▶ **PROMPT**
Write out every entry precisely as given, leaving the pictures out.

--- TASK MATERIAL Enclosed Below ---

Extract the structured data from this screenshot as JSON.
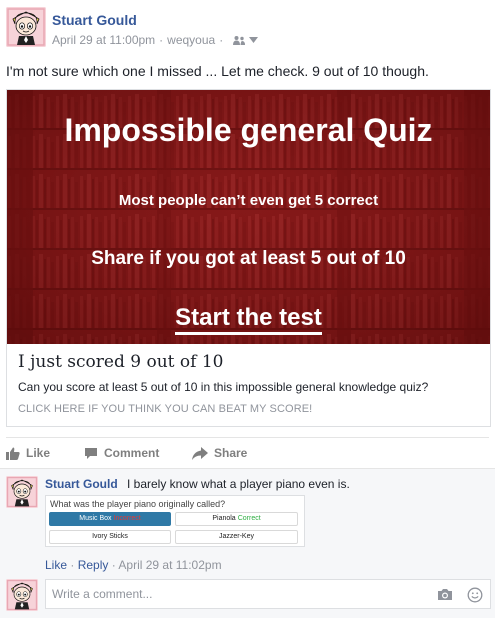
{
  "post": {
    "author": "Stuart Gould",
    "timestamp": "April 29 at 11:00pm",
    "app": "weqyoua",
    "text": "I'm not sure which one I missed ... Let me check. 9 out of 10 though."
  },
  "link_card": {
    "banner_title": "Impossible general Quiz",
    "banner_line1": "Most people can’t even get  5 correct",
    "banner_line2": "Share if you got at least 5 out of 10",
    "banner_cta": "Start the test",
    "title": "I just scored 9 out of 10",
    "description": "Can you score at least 5 out of 10 in this impossible general knowledge quiz?",
    "caption": "CLICK HERE IF YOU THINK YOU CAN BEAT MY SCORE!"
  },
  "actions": {
    "like": "Like",
    "comment": "Comment",
    "share": "Share"
  },
  "comment": {
    "author": "Stuart Gould",
    "text": "I barely know what a player piano even is.",
    "attachment": {
      "question": "What was the player piano originally called?",
      "options": [
        {
          "label": "Music Box",
          "mark": "Incorrect"
        },
        {
          "label": "Pianola",
          "mark": "Correct"
        },
        {
          "label": "Ivory Sticks",
          "mark": ""
        },
        {
          "label": "Jazzer-Key",
          "mark": ""
        }
      ]
    },
    "like_link": "Like",
    "reply_link": "Reply",
    "timestamp": "April 29 at 11:02pm"
  },
  "composer": {
    "placeholder": "Write a comment..."
  },
  "colors": {
    "link_blue": "#365899",
    "banner_red": "#8b1a1a",
    "chosen_blue": "#2f79a6",
    "incorrect_red": "#e53935",
    "correct_green": "#2eae42"
  },
  "icons": [
    "avatar",
    "friends-audience-icon",
    "caret-down-icon",
    "thumbs-up-icon",
    "comment-icon",
    "share-arrow-icon",
    "camera-icon",
    "smiley-icon"
  ]
}
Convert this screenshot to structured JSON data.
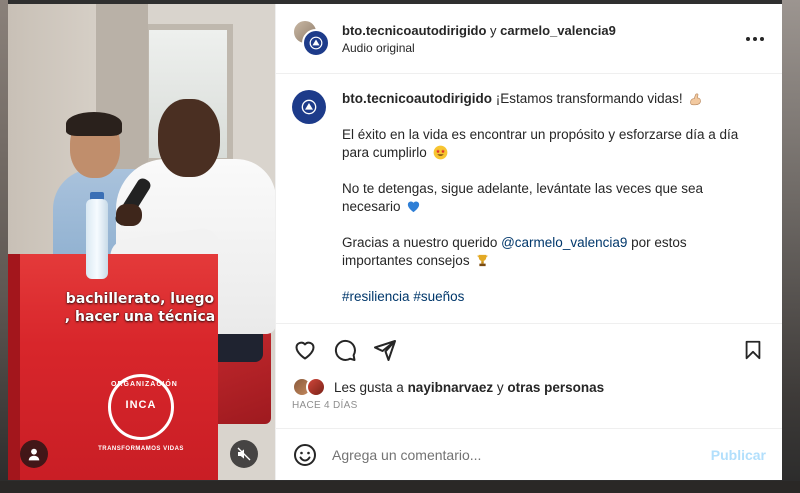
{
  "video": {
    "caption_line1": "bachillerato, luego",
    "caption_line2": ", hacer una técnica",
    "logo_arc": "ORGANIZACIÓN",
    "logo_name": "INCA",
    "logo_tagline": "TRANSFORMAMOS VIDAS"
  },
  "header": {
    "user1": "bto.tecnicoautodirigido",
    "joiner": " y ",
    "user2": "carmelo_valencia9",
    "subtitle": "Audio original"
  },
  "caption": {
    "username": "bto.tecnicoautodirigido",
    "line1": "¡Estamos transformando vidas!",
    "para2": "El éxito en la vida es encontrar un propósito y esforzarse día a día para cumplirlo",
    "para3": "No te detengas, sigue adelante, levántate las veces que sea necesario",
    "para4_pre": "Gracias a nuestro querido ",
    "para4_mention": "@carmelo_valencia9",
    "para4_post": " por estos importantes consejos",
    "hashtag1": "#resiliencia",
    "hashtag2": "#sueños"
  },
  "likes": {
    "prefix": "Les gusta a ",
    "user": "nayibnarvaez",
    "mid": " y ",
    "others": "otras personas"
  },
  "time_ago": "HACE 4 DÍAS",
  "comment": {
    "placeholder": "Agrega un comentario...",
    "publish_label": "Publicar"
  },
  "colors": {
    "brand_blue": "#1d3b8a",
    "link": "#00376b",
    "publish_disabled": "#b2dffc"
  }
}
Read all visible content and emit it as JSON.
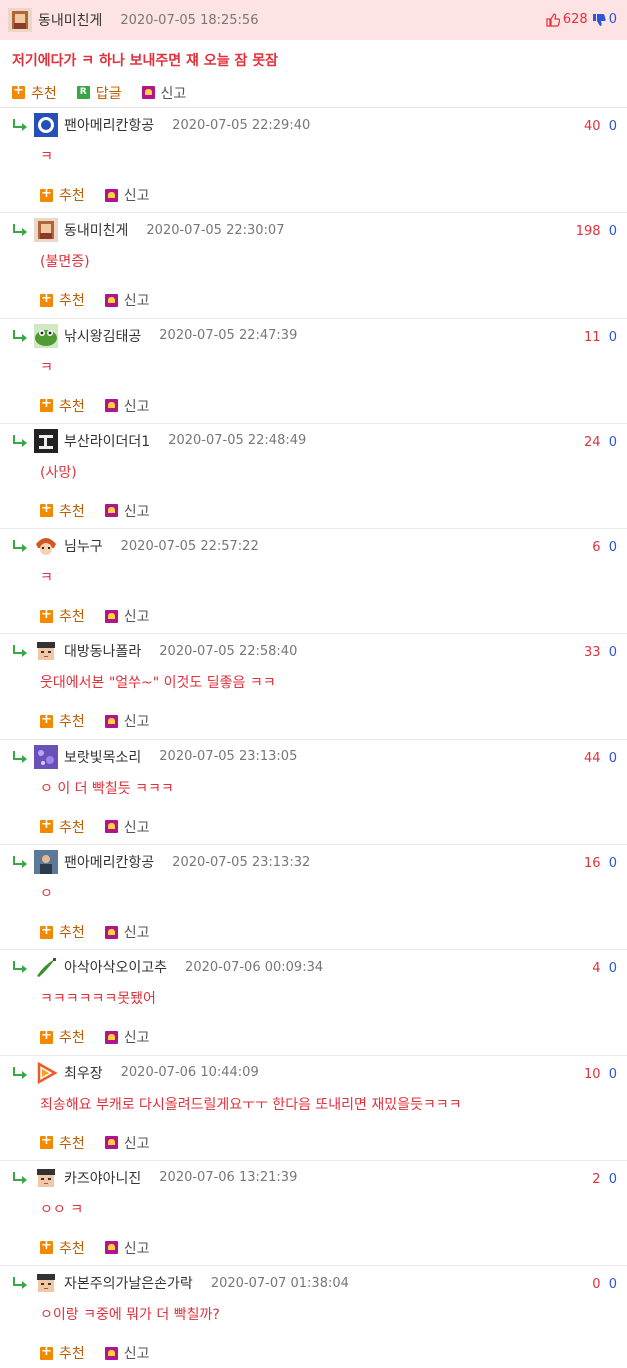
{
  "top_post": {
    "nick": "동내미친게",
    "date": "2020-07-05 18:25:56",
    "up": "628",
    "down": "0",
    "body": "저기에다가 ㅋ 하나 보내주면 쟤 오늘 잠 못잠",
    "actions": {
      "recommend": "추천",
      "reply": "답글",
      "report": "신고"
    }
  },
  "labels": {
    "recommend": "추천",
    "report": "신고"
  },
  "colors": {
    "header_bg": "#fde3e3",
    "up": "#e3303b",
    "down": "#2b56d6",
    "body": "#e3303b",
    "reply_arrow": "#3aa745"
  },
  "comments": [
    {
      "nick": "팬아메리칸항공",
      "date": "2020-07-05 22:29:40",
      "up": "40",
      "down": "0",
      "body": "ㅋ",
      "avatar": "blue-badge-avatar"
    },
    {
      "nick": "동내미친게",
      "date": "2020-07-05 22:30:07",
      "up": "198",
      "down": "0",
      "body": "(불면증)",
      "avatar": "character-avatar"
    },
    {
      "nick": "낚시왕김태공",
      "date": "2020-07-05 22:47:39",
      "up": "11",
      "down": "0",
      "body": "ㅋ",
      "avatar": "frog-avatar"
    },
    {
      "nick": "부산라이더더1",
      "date": "2020-07-05 22:48:49",
      "up": "24",
      "down": "0",
      "body": "(사망)",
      "avatar": "busan-avatar"
    },
    {
      "nick": "님누구",
      "date": "2020-07-05 22:57:22",
      "up": "6",
      "down": "0",
      "body": "ㅋ",
      "avatar": "anime-avatar"
    },
    {
      "nick": "대방동나폴라",
      "date": "2020-07-05 22:58:40",
      "up": "33",
      "down": "0",
      "body": "웃대에서본 \"얼쑤~\" 이것도 딜좋음 ㅋㅋ",
      "avatar": "pixel-face-avatar"
    },
    {
      "nick": "보랏빛목소리",
      "date": "2020-07-05 23:13:05",
      "up": "44",
      "down": "0",
      "body": "ㅇ 이 더 빡칠듯 ㅋㅋㅋ",
      "avatar": "purple-avatar"
    },
    {
      "nick": "팬아메리칸항공",
      "date": "2020-07-05 23:13:32",
      "up": "16",
      "down": "0",
      "body": "ㅇ",
      "avatar": "photo-avatar"
    },
    {
      "nick": "아삭아삭오이고추",
      "date": "2020-07-06 00:09:34",
      "up": "4",
      "down": "0",
      "body": "ㅋㅋㅋㅋㅋㅋ못됐어",
      "avatar": "pepper-avatar"
    },
    {
      "nick": "최우장",
      "date": "2020-07-06 10:44:09",
      "up": "10",
      "down": "0",
      "body": "죄송해요 부캐로 다시올려드릴게요ㅜㅜ 한다음 또내리면 재밌을듯ㅋㅋㅋ",
      "avatar": "play-avatar"
    },
    {
      "nick": "카즈야아니진",
      "date": "2020-07-06 13:21:39",
      "up": "2",
      "down": "0",
      "body": "ㅇㅇ ㅋ",
      "avatar": "pixel-face-avatar"
    },
    {
      "nick": "자본주의가날은손가락",
      "date": "2020-07-07 01:38:04",
      "up": "0",
      "down": "0",
      "body": "ㅇ이랑 ㅋ중에 뭐가 더 빡칠까?",
      "avatar": "pixel-face-avatar"
    }
  ]
}
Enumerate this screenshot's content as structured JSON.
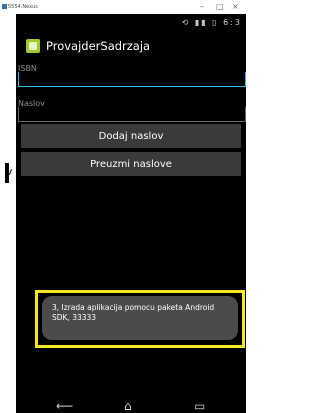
{
  "window": {
    "title": "5554:Nexus",
    "controls": [
      "–",
      "□",
      "×"
    ]
  },
  "status_bar": {
    "icons": [
      "sync-icon",
      "signal-icon",
      "battery-icon"
    ],
    "clock": "6:3"
  },
  "action_bar": {
    "app_icon": "android-app-icon",
    "title": "ProvajderSadrzaja"
  },
  "form": {
    "isbn_label": "ISBN",
    "isbn_value": "",
    "naslov_label": "Naslov",
    "naslov_value": ""
  },
  "buttons": {
    "add_label": "Dodaj naslov",
    "fetch_label": "Preuzmi naslove"
  },
  "toast": {
    "text": "3, Izrada aplikacija pomocu paketa Android SDK, 33333",
    "highlight_color": "#f2ea1c"
  },
  "nav_bar": {
    "icons": [
      "back-icon",
      "home-icon",
      "recent-apps-icon"
    ]
  },
  "colors": {
    "accent": "#33b5e5",
    "background": "#000000",
    "button": "#3a3a3a"
  }
}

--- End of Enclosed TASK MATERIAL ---

▶ **RESPONSE TO THE EXERCISE**
Extract the structured data from this screenshot as JSON.
{
  "post": {
    "author": "Stuart Gould",
    "timestamp": "April 29 at 11:00pm",
    "app": "weqyoua",
    "text": "I'm not sure which one I missed ... Let me check. 9 out of 10 though."
  },
  "link_card": {
    "banner_title": "Impossible general Quiz",
    "banner_line1": "Most people can’t even get  5 correct",
    "banner_line2": "Share if you got at least 5 out of 10",
    "banner_cta": "Start the test",
    "title": "I just scored 9 out of 10",
    "description": "Can you score at least 5 out of 10 in this impossible general knowledge quiz?",
    "caption": "CLICK HERE IF YOU THINK YOU CAN BEAT MY SCORE!"
  },
  "actions": {
    "like": "Like",
    "comment": "Comment",
    "share": "Share"
  },
  "comment": {
    "author": "Stuart Gould",
    "text": "I barely know what a player piano even is.",
    "attachment": {
      "question": "What was the player piano originally called?",
      "options": [
        {
          "label": "Music Box",
          "mark": "Incorrect"
        },
        {
          "label": "Pianola",
          "mark": "Correct"
        },
        {
          "label": "Ivory Sticks",
          "mark": ""
        },
        {
          "label": "Jazzer-Key",
          "mark": ""
        }
      ]
    },
    "like_link": "Like",
    "reply_link": "Reply",
    "timestamp": "April 29 at 11:02pm"
  },
  "composer": {
    "placeholder": "Write a comment..."
  },
  "colors": {
    "link_blue": "#365899",
    "banner_red": "#8b1a1a",
    "chosen_blue": "#2f79a6",
    "incorrect_red": "#e53935",
    "correct_green": "#2eae42"
  },
  "icons": [
    "avatar",
    "friends-audience-icon",
    "caret-down-icon",
    "thumbs-up-icon",
    "comment-icon",
    "share-arrow-icon",
    "camera-icon",
    "smiley-icon"
  ]
}
Convert this screenshot to structured JSON data.
{
  "video": {
    "caption_line1": "bachillerato, luego",
    "caption_line2": ", hacer una técnica",
    "logo_arc": "ORGANIZACIÓN",
    "logo_name": "INCA",
    "logo_tagline": "TRANSFORMAMOS VIDAS"
  },
  "header": {
    "user1": "bto.tecnicoautodirigido",
    "joiner": " y ",
    "user2": "carmelo_valencia9",
    "subtitle": "Audio original"
  },
  "caption": {
    "username": "bto.tecnicoautodirigido",
    "line1": "¡Estamos transformando vidas!",
    "para2": "El éxito en la vida es encontrar un propósito y esforzarse día a día para cumplirlo",
    "para3": "No te detengas, sigue adelante, levántate las veces que sea necesario",
    "para4_pre": "Gracias a nuestro querido ",
    "para4_mention": "@carmelo_valencia9",
    "para4_post": " por estos importantes consejos",
    "hashtag1": "#resiliencia",
    "hashtag2": "#sueños"
  },
  "likes": {
    "prefix": "Les gusta a ",
    "user": "nayibnarvaez",
    "mid": " y ",
    "others": "otras personas"
  },
  "time_ago": "HACE 4 DÍAS",
  "comment": {
    "placeholder": "Agrega un comentario...",
    "publish_label": "Publicar"
  },
  "colors": {
    "brand_blue": "#1d3b8a",
    "link": "#00376b",
    "publish_disabled": "#b2dffc"
  }
}
Read all visible content and emit it as JSON.
{
  "top_post": {
    "nick": "동내미친게",
    "date": "2020-07-05 18:25:56",
    "up": "628",
    "down": "0",
    "body": "저기에다가 ㅋ 하나 보내주면 쟤 오늘 잠 못잠",
    "actions": {
      "recommend": "추천",
      "reply": "답글",
      "report": "신고"
    }
  },
  "labels": {
    "recommend": "추천",
    "report": "신고"
  },
  "colors": {
    "header_bg": "#fde3e3",
    "up": "#e3303b",
    "down": "#2b56d6",
    "body": "#e3303b",
    "reply_arrow": "#3aa745"
  },
  "comments": [
    {
      "nick": "팬아메리칸항공",
      "date": "2020-07-05 22:29:40",
      "up": "40",
      "down": "0",
      "body": "ㅋ",
      "avatar": "blue-badge-avatar"
    },
    {
      "nick": "동내미친게",
      "date": "2020-07-05 22:30:07",
      "up": "198",
      "down": "0",
      "body": "(불면증)",
      "avatar": "character-avatar"
    },
    {
      "nick": "낚시왕김태공",
      "date": "2020-07-05 22:47:39",
      "up": "11",
      "down": "0",
      "body": "ㅋ",
      "avatar": "frog-avatar"
    },
    {
      "nick": "부산라이더더1",
      "date": "2020-07-05 22:48:49",
      "up": "24",
      "down": "0",
      "body": "(사망)",
      "avatar": "busan-avatar"
    },
    {
      "nick": "님누구",
      "date": "2020-07-05 22:57:22",
      "up": "6",
      "down": "0",
      "body": "ㅋ",
      "avatar": "anime-avatar"
    },
    {
      "nick": "대방동나폴라",
      "date": "2020-07-05 22:58:40",
      "up": "33",
      "down": "0",
      "body": "웃대에서본 \"얼쑤~\" 이것도 딜좋음 ㅋㅋ",
      "avatar": "pixel-face-avatar"
    },
    {
      "nick": "보랏빛목소리",
      "date": "2020-07-05 23:13:05",
      "up": "44",
      "down": "0",
      "body": "ㅇ 이 더 빡칠듯 ㅋㅋㅋ",
      "avatar": "purple-avatar"
    },
    {
      "nick": "팬아메리칸항공",
      "date": "2020-07-05 23:13:32",
      "up": "16",
      "down": "0",
      "body": "ㅇ",
      "avatar": "photo-avatar"
    },
    {
      "nick": "아삭아삭오이고추",
      "date": "2020-07-06 00:09:34",
      "up": "4",
      "down": "0",
      "body": "ㅋㅋㅋㅋㅋㅋ못됐어",
      "avatar": "pepper-avatar"
    },
    {
      "nick": "최우장",
      "date": "2020-07-06 10:44:09",
      "up": "10",
      "down": "0",
      "body": "죄송해요 부캐로 다시올려드릴게요ㅜㅜ 한다음 또내리면 재밌을듯ㅋㅋㅋ",
      "avatar": "play-avatar"
    },
    {
      "nick": "카즈야아니진",
      "date": "2020-07-06 13:21:39",
      "up": "2",
      "down": "0",
      "body": "ㅇㅇ ㅋ",
      "avatar": "pixel-face-avatar"
    },
    {
      "nick": "자본주의가날은손가락",
      "date": "2020-07-07 01:38:04",
      "up": "0",
      "down": "0",
      "body": "ㅇ이랑 ㅋ중에 뭐가 더 빡칠까?",
      "avatar": "pixel-face-avatar"
    }
  ]
}
Enumerate this screenshot's content as structured JSON.
{
  "window": {
    "title": "5554:Nexus",
    "controls": [
      "–",
      "□",
      "×"
    ]
  },
  "status_bar": {
    "icons": [
      "sync-icon",
      "signal-icon",
      "battery-icon"
    ],
    "clock": "6:3"
  },
  "action_bar": {
    "app_icon": "android-app-icon",
    "title": "ProvajderSadrzaja"
  },
  "form": {
    "isbn_label": "ISBN",
    "isbn_value": "",
    "naslov_label": "Naslov",
    "naslov_value": ""
  },
  "buttons": {
    "add_label": "Dodaj naslov",
    "fetch_label": "Preuzmi naslove"
  },
  "toast": {
    "text": "3, Izrada aplikacija pomocu paketa Android SDK, 33333",
    "highlight_color": "#f2ea1c"
  },
  "nav_bar": {
    "icons": [
      "back-icon",
      "home-icon",
      "recent-apps-icon"
    ]
  },
  "colors": {
    "accent": "#33b5e5",
    "background": "#000000",
    "button": "#3a3a3a"
  }
}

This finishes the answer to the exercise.